• Task directions: With every line kept intact, print the entries that appear below.

-- Dataset excerpts follows --

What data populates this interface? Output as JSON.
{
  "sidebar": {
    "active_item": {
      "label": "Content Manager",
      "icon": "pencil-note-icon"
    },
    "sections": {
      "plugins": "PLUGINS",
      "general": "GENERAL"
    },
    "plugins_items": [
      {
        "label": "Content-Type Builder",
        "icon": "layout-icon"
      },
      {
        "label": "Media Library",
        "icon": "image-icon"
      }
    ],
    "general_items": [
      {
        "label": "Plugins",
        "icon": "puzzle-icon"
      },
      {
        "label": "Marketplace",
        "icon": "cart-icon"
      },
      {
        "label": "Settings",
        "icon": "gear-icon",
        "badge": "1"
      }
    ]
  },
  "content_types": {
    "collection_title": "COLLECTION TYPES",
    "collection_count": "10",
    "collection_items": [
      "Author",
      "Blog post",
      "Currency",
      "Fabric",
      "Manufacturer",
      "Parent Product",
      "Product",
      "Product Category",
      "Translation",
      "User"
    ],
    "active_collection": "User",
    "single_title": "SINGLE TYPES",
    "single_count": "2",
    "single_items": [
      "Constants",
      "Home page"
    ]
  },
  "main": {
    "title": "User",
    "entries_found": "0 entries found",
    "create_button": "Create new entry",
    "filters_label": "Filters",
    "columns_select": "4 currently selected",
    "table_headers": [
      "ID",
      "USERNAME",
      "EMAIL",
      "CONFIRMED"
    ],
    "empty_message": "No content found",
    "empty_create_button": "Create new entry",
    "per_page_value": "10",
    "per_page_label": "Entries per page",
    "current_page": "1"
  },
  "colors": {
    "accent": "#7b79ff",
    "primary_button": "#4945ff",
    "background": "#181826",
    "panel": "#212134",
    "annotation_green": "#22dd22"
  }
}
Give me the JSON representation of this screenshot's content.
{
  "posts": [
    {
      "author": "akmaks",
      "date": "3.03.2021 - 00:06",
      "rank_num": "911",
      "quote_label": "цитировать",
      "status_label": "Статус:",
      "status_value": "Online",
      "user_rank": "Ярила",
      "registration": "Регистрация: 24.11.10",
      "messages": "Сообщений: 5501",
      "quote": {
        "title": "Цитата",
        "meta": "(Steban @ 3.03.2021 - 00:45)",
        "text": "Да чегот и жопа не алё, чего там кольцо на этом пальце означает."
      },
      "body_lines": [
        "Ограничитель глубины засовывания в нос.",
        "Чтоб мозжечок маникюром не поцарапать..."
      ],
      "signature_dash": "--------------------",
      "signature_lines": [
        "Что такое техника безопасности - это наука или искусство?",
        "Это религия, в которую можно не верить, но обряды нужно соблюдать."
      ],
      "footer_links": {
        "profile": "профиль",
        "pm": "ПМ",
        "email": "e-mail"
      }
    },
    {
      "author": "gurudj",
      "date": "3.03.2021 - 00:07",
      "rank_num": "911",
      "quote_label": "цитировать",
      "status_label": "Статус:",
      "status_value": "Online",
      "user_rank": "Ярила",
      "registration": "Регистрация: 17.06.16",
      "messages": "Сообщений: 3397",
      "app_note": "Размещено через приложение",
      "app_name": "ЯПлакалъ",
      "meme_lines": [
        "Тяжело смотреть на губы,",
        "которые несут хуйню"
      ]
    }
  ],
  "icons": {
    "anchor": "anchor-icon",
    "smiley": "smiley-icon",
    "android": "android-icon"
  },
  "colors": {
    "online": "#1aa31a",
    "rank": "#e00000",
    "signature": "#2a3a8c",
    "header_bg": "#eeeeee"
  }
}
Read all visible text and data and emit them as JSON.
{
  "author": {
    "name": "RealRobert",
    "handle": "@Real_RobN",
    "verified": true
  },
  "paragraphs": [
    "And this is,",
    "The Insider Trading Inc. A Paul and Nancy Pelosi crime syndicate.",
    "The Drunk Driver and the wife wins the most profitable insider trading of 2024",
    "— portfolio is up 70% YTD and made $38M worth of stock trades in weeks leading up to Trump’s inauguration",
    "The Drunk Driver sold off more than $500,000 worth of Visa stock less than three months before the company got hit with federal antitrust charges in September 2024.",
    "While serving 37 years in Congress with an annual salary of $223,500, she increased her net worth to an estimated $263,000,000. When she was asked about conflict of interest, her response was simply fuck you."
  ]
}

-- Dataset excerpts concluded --

• Solution for this exercise:
What data populates this interface? Output as JSON.
{
  "sidebar": {
    "active_item": {
      "label": "Content Manager",
      "icon": "pencil-note-icon"
    },
    "sections": {
      "plugins": "PLUGINS",
      "general": "GENERAL"
    },
    "plugins_items": [
      {
        "label": "Content-Type Builder",
        "icon": "layout-icon"
      },
      {
        "label": "Media Library",
        "icon": "image-icon"
      }
    ],
    "general_items": [
      {
        "label": "Plugins",
        "icon": "puzzle-icon"
      },
      {
        "label": "Marketplace",
        "icon": "cart-icon"
      },
      {
        "label": "Settings",
        "icon": "gear-icon",
        "badge": "1"
      }
    ]
  },
  "content_types": {
    "collection_title": "COLLECTION TYPES",
    "collection_count": "10",
    "collection_items": [
      "Author",
      "Blog post",
      "Currency",
      "Fabric",
      "Manufacturer",
      "Parent Product",
      "Product",
      "Product Category",
      "Translation",
      "User"
    ],
    "active_collection": "User",
    "single_title": "SINGLE TYPES",
    "single_count": "2",
    "single_items": [
      "Constants",
      "Home page"
    ]
  },
  "main": {
    "title": "User",
    "entries_found": "0 entries found",
    "create_button": "Create new entry",
    "filters_label": "Filters",
    "columns_select": "4 currently selected",
    "table_headers": [
      "ID",
      "USERNAME",
      "EMAIL",
      "CONFIRMED"
    ],
    "empty_message": "No content found",
    "empty_create_button": "Create new entry",
    "per_page_value": "10",
    "per_page_label": "Entries per page",
    "current_page": "1"
  },
  "colors": {
    "accent": "#7b79ff",
    "primary_button": "#4945ff",
    "background": "#181826",
    "panel": "#212134",
    "annotation_green": "#22dd22"
  }
}
Give me the JSON representation of this screenshot's content.
{
  "posts": [
    {
      "author": "akmaks",
      "date": "3.03.2021 - 00:06",
      "rank_num": "911",
      "quote_label": "цитировать",
      "status_label": "Статус:",
      "status_value": "Online",
      "user_rank": "Ярила",
      "registration": "Регистрация: 24.11.10",
      "messages": "Сообщений: 5501",
      "quote": {
        "title": "Цитата",
        "meta": "(Steban @ 3.03.2021 - 00:45)",
        "text": "Да чегот и жопа не алё, чего там кольцо на этом пальце означает."
      },
      "body_lines": [
        "Ограничитель глубины засовывания в нос.",
        "Чтоб мозжечок маникюром не поцарапать..."
      ],
      "signature_dash": "--------------------",
      "signature_lines": [
        "Что такое техника безопасности - это наука или искусство?",
        "Это религия, в которую можно не верить, но обряды нужно соблюдать."
      ],
      "footer_links": {
        "profile": "профиль",
        "pm": "ПМ",
        "email": "e-mail"
      }
    },
    {
      "author": "gurudj",
      "date": "3.03.2021 - 00:07",
      "rank_num": "911",
      "quote_label": "цитировать",
      "status_label": "Статус:",
      "status_value": "Online",
      "user_rank": "Ярила",
      "registration": "Регистрация: 17.06.16",
      "messages": "Сообщений: 3397",
      "app_note": "Размещено через приложение",
      "app_name": "ЯПлакалъ",
      "meme_lines": [
        "Тяжело смотреть на губы,",
        "которые несут хуйню"
      ]
    }
  ],
  "icons": {
    "anchor": "anchor-icon",
    "smiley": "smiley-icon",
    "android": "android-icon"
  },
  "colors": {
    "online": "#1aa31a",
    "rank": "#e00000",
    "signature": "#2a3a8c",
    "header_bg": "#eeeeee"
  }
}
Read all visible text and data and emit them as JSON.
{
  "author": {
    "name": "RealRobert",
    "handle": "@Real_RobN",
    "verified": true
  },
  "paragraphs": [
    "And this is,",
    "The Insider Trading Inc. A Paul and Nancy Pelosi crime syndicate.",
    "The Drunk Driver and the wife wins the most profitable insider trading of 2024",
    "— portfolio is up 70% YTD and made $38M worth of stock trades in weeks leading up to Trump’s inauguration",
    "The Drunk Driver sold off more than $500,000 worth of Visa stock less than three months before the company got hit with federal antitrust charges in September 2024.",
    "While serving 37 years in Congress with an annual salary of $223,500, she increased her net worth to an estimated $263,000,000. When she was asked about conflict of interest, her response was simply fuck you."
  ]
}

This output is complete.